Now that Jan and Brian’s simple plan has reaped gargantuan rewards, the inquiring minds at ThinkInk want to know about the company’s integrity. As a startup that prized itself with the ability to stay funded through its customer base, and not ads, can WhatsApp join one of the biggest collectors of consumer data in the world in favor of advertising and keep its vision intact and unsullied?

We’re not so sure.

In various interviews, both Koum and Acton have made it very clear they are avidly against incorporating sponsored advertising into WhatsApp. To them, third party advertising gets in the way of the only reason the app exists: communication.

“We think our product is a basic utility,” Koum says. “Our customers pay $1 each year for our service, and we benefit from that direct relationship with our users. We just want the pure messaging experience.”

Unlike other companies, what WhatsApp does have going for its ethos is the fact that its argument against advertising hits close to home for Jan. Coming to the United States from Ukraine at the age of 16 with nothing to his name, this Silicon Valley executive is the ultimate rags-to-riches story. Raised under a communist regime – where the ‘walls had ears,’ as Jan often says – privacy and security in conversation was hard to come by. And with strict rules in place about what information the public could be privy to, advertising suffered.

“I grew up in a world without advertising and I had a remarkable childhood,” Koum says. “The phone is too personal for advertising, and from day one, we always felt that it would be a very wrong thing to do for our product.”

…And then there was that time they said they were against building WhatsApp and selling it just one month before the acquisition.

Should we start counting down now?

Are you a WhatsApp user? Are you concerned about your data being utilized by Facebook (more than it already does)? How do you feel about ads popping up in your WhatsApp conversation threads? Share your thoughts with the ThinkInk community below. 
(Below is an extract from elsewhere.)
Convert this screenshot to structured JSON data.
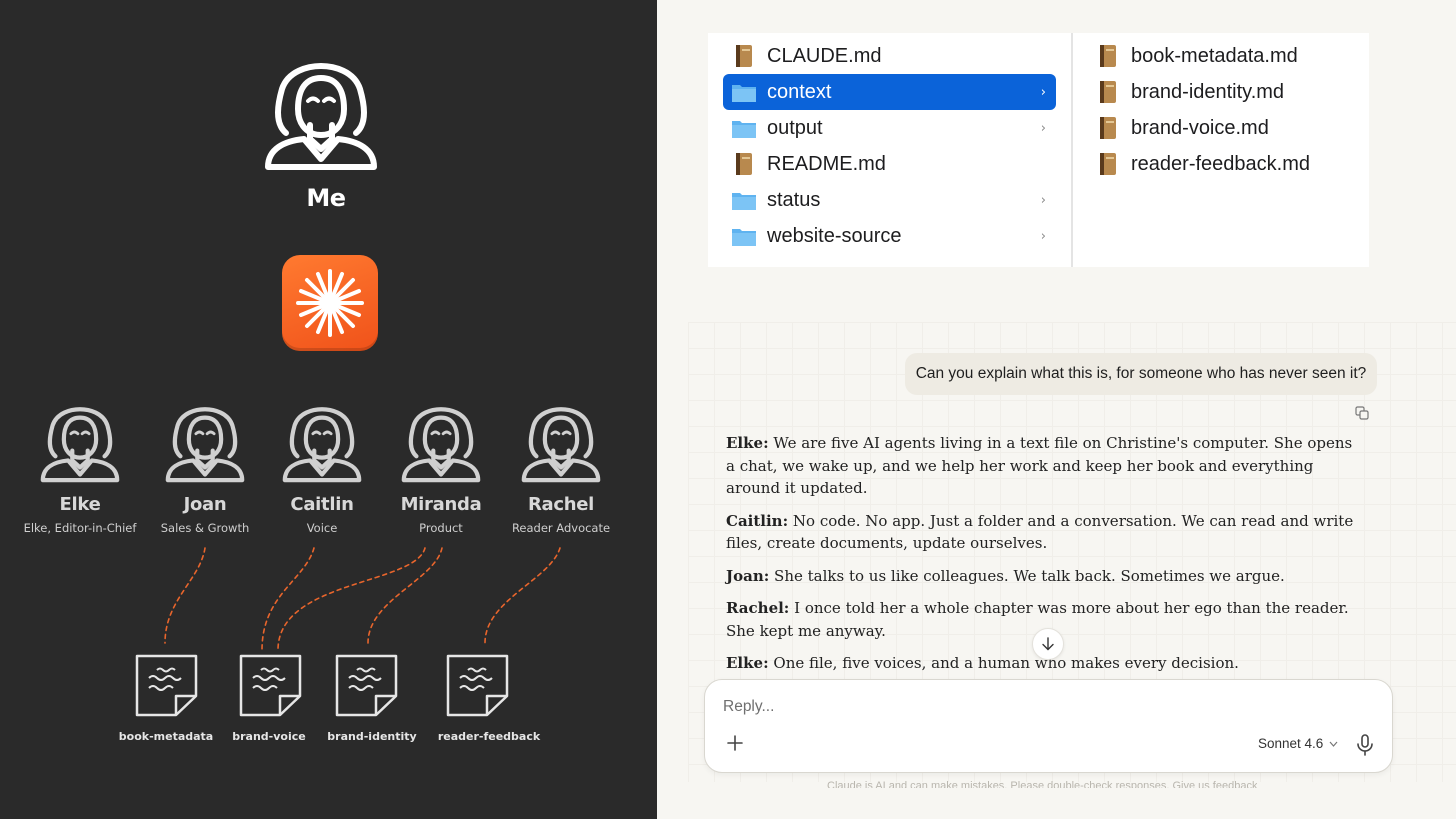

Contact Us

Sign up for our insights on the convergence of business and PR